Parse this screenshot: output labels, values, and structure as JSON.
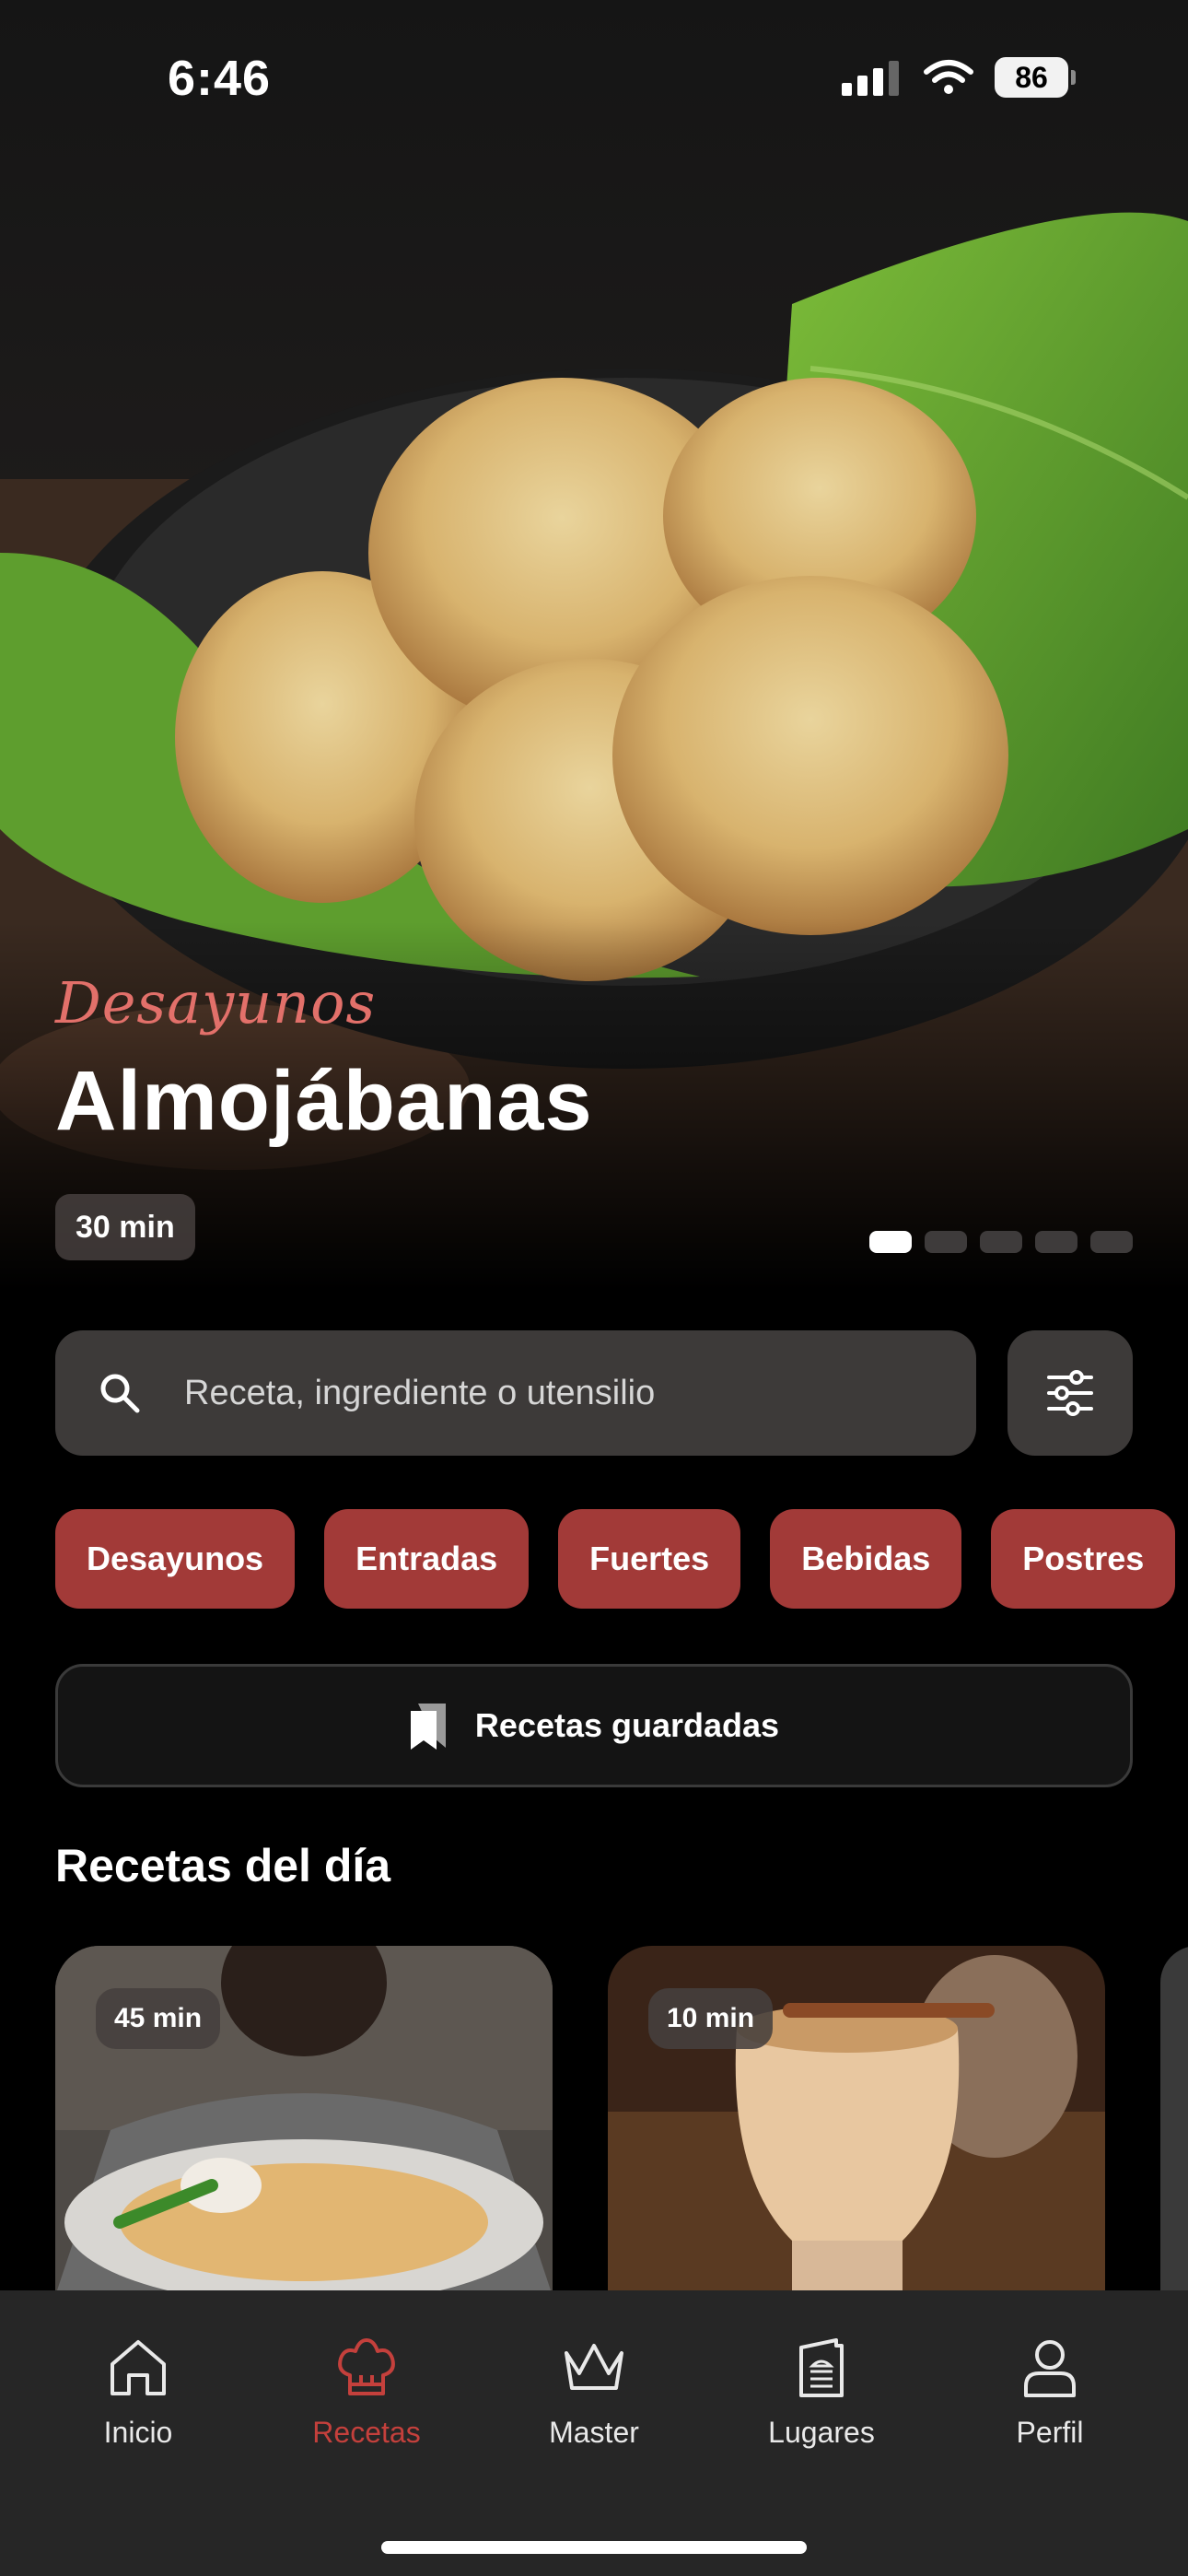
{
  "status_bar": {
    "time": "6:46",
    "battery": "86"
  },
  "hero": {
    "category": "Desayunos",
    "title": "Almojábanas",
    "time_badge": "30 min",
    "carousel": {
      "count": 5,
      "active_index": 0
    }
  },
  "search": {
    "placeholder": "Receta, ingrediente o utensilio",
    "value": ""
  },
  "categories": [
    "Desayunos",
    "Entradas",
    "Fuertes",
    "Bebidas",
    "Postres"
  ],
  "saved_recipes": {
    "label": "Recetas guardadas"
  },
  "recipes_of_day": {
    "title": "Recetas del día",
    "cards": [
      {
        "time": "45 min"
      },
      {
        "time": "10 min"
      }
    ]
  },
  "tabbar": {
    "items": [
      {
        "label": "Inicio",
        "icon": "home-icon"
      },
      {
        "label": "Recetas",
        "icon": "chef-hat-icon",
        "active": true
      },
      {
        "label": "Master",
        "icon": "crown-icon"
      },
      {
        "label": "Lugares",
        "icon": "menu-document-icon"
      },
      {
        "label": "Perfil",
        "icon": "user-icon"
      }
    ]
  },
  "colors": {
    "accent": "#a23a38",
    "accent_text": "#c4403c",
    "category_script": "#e2706a",
    "surface": "#3d3a39",
    "tabbar": "#262626"
  }
}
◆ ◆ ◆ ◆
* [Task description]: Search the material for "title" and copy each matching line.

* [Answer to this exercise]:
    "title": "Almojábanas",
    "title": "Recetas del día",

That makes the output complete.